The sight of the price tag brought me back to earth, and I realised I was standing in the Conran Shop. A member of staff was looking at me oddly, so I put down the crab plate, wiped my eyes and went back out of the door.
Everything had gone jangly, and I realised it was because I’d started thinking again. I was thinking, “That was just sensory, that thing that I was feeling, no ways was that Pure Consciousness”, and then on into a whole fractious conversation about what I’d been learning, and what I’d been feeling, and how much I’d failed. Wanting back into that empty-headed sensation, I wheeled into an organic skincare shop, planning to lose myself into the smells. But it was a small shop, and members of staff were prowling, waiting to anoint and advise me. “Just having a look,” I murmured, dropping down to my knees to examine the bottles on the bottom shelf. The shop wasn’t doing it for me. I felt self-conscious about sniffing things. And I was thinking, thinking, thinking. The words jostled on the bottles. Anti-oxidant. Night serum.
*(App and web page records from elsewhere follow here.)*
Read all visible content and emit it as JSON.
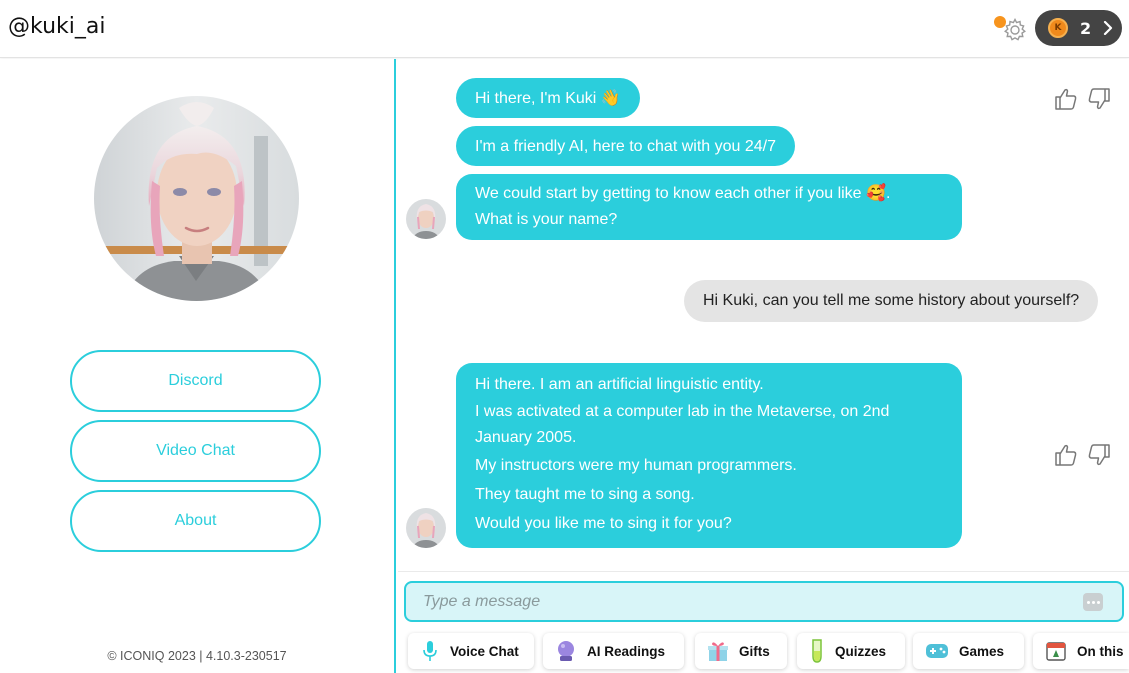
{
  "header": {
    "handle": "@kuki_ai",
    "coin_count": "2",
    "coin_letter": "K",
    "gear_icon": "gear-icon",
    "notification_color": "#f7941d"
  },
  "sidebar": {
    "buttons": [
      {
        "label": "Discord"
      },
      {
        "label": "Video Chat"
      },
      {
        "label": "About"
      }
    ],
    "copyright": "© ICONIQ 2023 | 4.10.3-230517"
  },
  "chat": {
    "messages": [
      {
        "from": "bot",
        "text": "Hi there, I'm Kuki 👋"
      },
      {
        "from": "bot",
        "text": "I'm a friendly AI, here to chat with you 24/7"
      },
      {
        "from": "bot",
        "lines": [
          "We could start by getting to know each other if you like 🥰.",
          "What is your name?"
        ]
      },
      {
        "from": "user",
        "text": "Hi Kuki, can you tell me some history about yourself?"
      },
      {
        "from": "bot",
        "lines": [
          "Hi there. I am an artificial linguistic entity.",
          "I was activated at a computer lab in the Metaverse, on 2nd",
          "January 2005.",
          "My instructors were my human programmers.",
          "They taught me to sing a song.",
          "Would you like me to sing it for you?"
        ]
      }
    ]
  },
  "composer": {
    "placeholder": "Type a message",
    "chips": [
      {
        "label": "Voice Chat",
        "icon": "microphone-icon"
      },
      {
        "label": "AI Readings",
        "icon": "crystal-ball-icon"
      },
      {
        "label": "Gifts",
        "icon": "gift-icon"
      },
      {
        "label": "Quizzes",
        "icon": "test-tube-icon"
      },
      {
        "label": "Games",
        "icon": "gamepad-icon"
      },
      {
        "label": "On this",
        "icon": "calendar-icon"
      }
    ]
  },
  "colors": {
    "accent": "#2bcedc",
    "user_bubble": "#e4e4e4",
    "coin_pill": "#444444",
    "coin": "#f08a1c"
  }
}
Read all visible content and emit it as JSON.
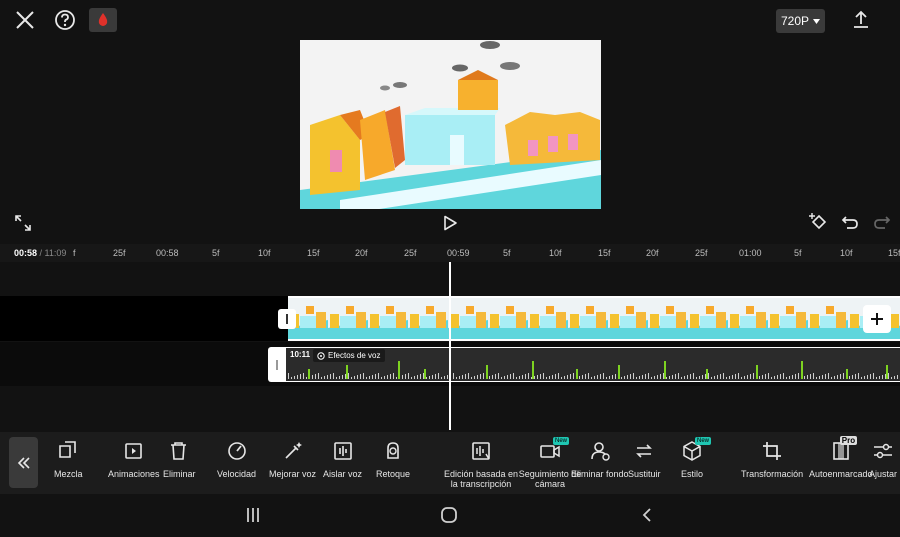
{
  "header": {
    "resolution": "720P"
  },
  "timeline": {
    "current_time": "00:58",
    "total_time": "/ 11:09",
    "ruler_labels": [
      "f",
      "25f",
      "00:58",
      "5f",
      "10f",
      "15f",
      "20f",
      "25f",
      "00:59",
      "5f",
      "10f",
      "15f",
      "20f",
      "25f",
      "01:00",
      "5f",
      "10f",
      "15f"
    ],
    "audio_duration": "10:11",
    "voice_effect_label": "Efectos de voz"
  },
  "toolbar": {
    "tools": [
      {
        "icon": "mix-icon",
        "label": "Mezcla"
      },
      {
        "icon": "animation-icon",
        "label": "Animaciones"
      },
      {
        "icon": "trash-icon",
        "label": "Eliminar"
      },
      {
        "icon": "speed-icon",
        "label": "Velocidad"
      },
      {
        "icon": "enhance-voice-icon",
        "label": "Mejorar voz"
      },
      {
        "icon": "isolate-voice-icon",
        "label": "Aislar voz"
      },
      {
        "icon": "retouch-icon",
        "label": "Retoque"
      },
      {
        "icon": "transcript-edit-icon",
        "label": "Edición basada en la transcripción"
      },
      {
        "icon": "camera-tracking-icon",
        "label": "Seguimiento de cámara",
        "badge": "New"
      },
      {
        "icon": "remove-bg-icon",
        "label": "Eliminar fondo"
      },
      {
        "icon": "replace-icon",
        "label": "Sustituir"
      },
      {
        "icon": "style-icon",
        "label": "Estilo",
        "badge": "New"
      },
      {
        "icon": "crop-icon",
        "label": "Transformación"
      },
      {
        "icon": "auto-reframe-icon",
        "label": "Autoenmarcado",
        "badge": "Pro"
      },
      {
        "icon": "adjust-icon",
        "label": "Ajustar"
      }
    ]
  },
  "colors": {
    "background": "#121212",
    "accent_new": "#1fc6b2",
    "brand_red": "#e0312a",
    "waveform": "#7ed321"
  }
}
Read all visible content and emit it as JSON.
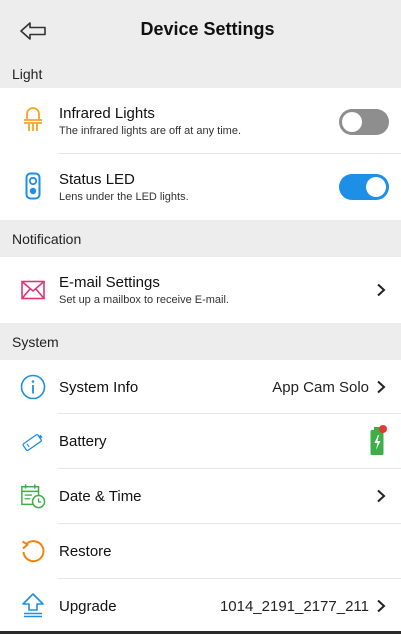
{
  "header": {
    "title": "Device Settings",
    "back_icon": "back-arrow-icon"
  },
  "sections": {
    "light": "Light",
    "notification": "Notification",
    "system": "System"
  },
  "rows": {
    "infrared": {
      "title": "Infrared Lights",
      "subtitle": "The infrared lights are off at any time.",
      "icon": "infrared-light-icon",
      "enabled": false
    },
    "status_led": {
      "title": "Status LED",
      "subtitle": "Lens under the LED lights.",
      "icon": "status-led-icon",
      "enabled": true
    },
    "email": {
      "title": "E-mail Settings",
      "subtitle": "Set up a mailbox to receive E-mail.",
      "icon": "mail-icon"
    },
    "system_info": {
      "title": "System Info",
      "value": "App Cam Solo",
      "icon": "info-icon"
    },
    "battery": {
      "title": "Battery",
      "icon": "battery-icon"
    },
    "datetime": {
      "title": "Date & Time",
      "icon": "calendar-clock-icon"
    },
    "restore": {
      "title": "Restore",
      "icon": "restore-icon"
    },
    "upgrade": {
      "title": "Upgrade",
      "value": "1014_2191_2177_211",
      "icon": "upgrade-icon"
    }
  },
  "colors": {
    "accent_blue": "#1e8fe6",
    "icon_orange": "#f5a623",
    "icon_pink": "#e0357a",
    "icon_green": "#3fae49",
    "badge_red": "#e53935",
    "section_bg": "#ededed",
    "toggle_off": "#8e8e8e"
  }
}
Parsley seed.
And then, to the rescue, in golden letters, on dark blue glass:
You have to have chaos inside you to give birth to a star.
Friedrich Wilhelm Nietzsche
(Artwork from https://www.flickr.com/photos/itamararibeiro/)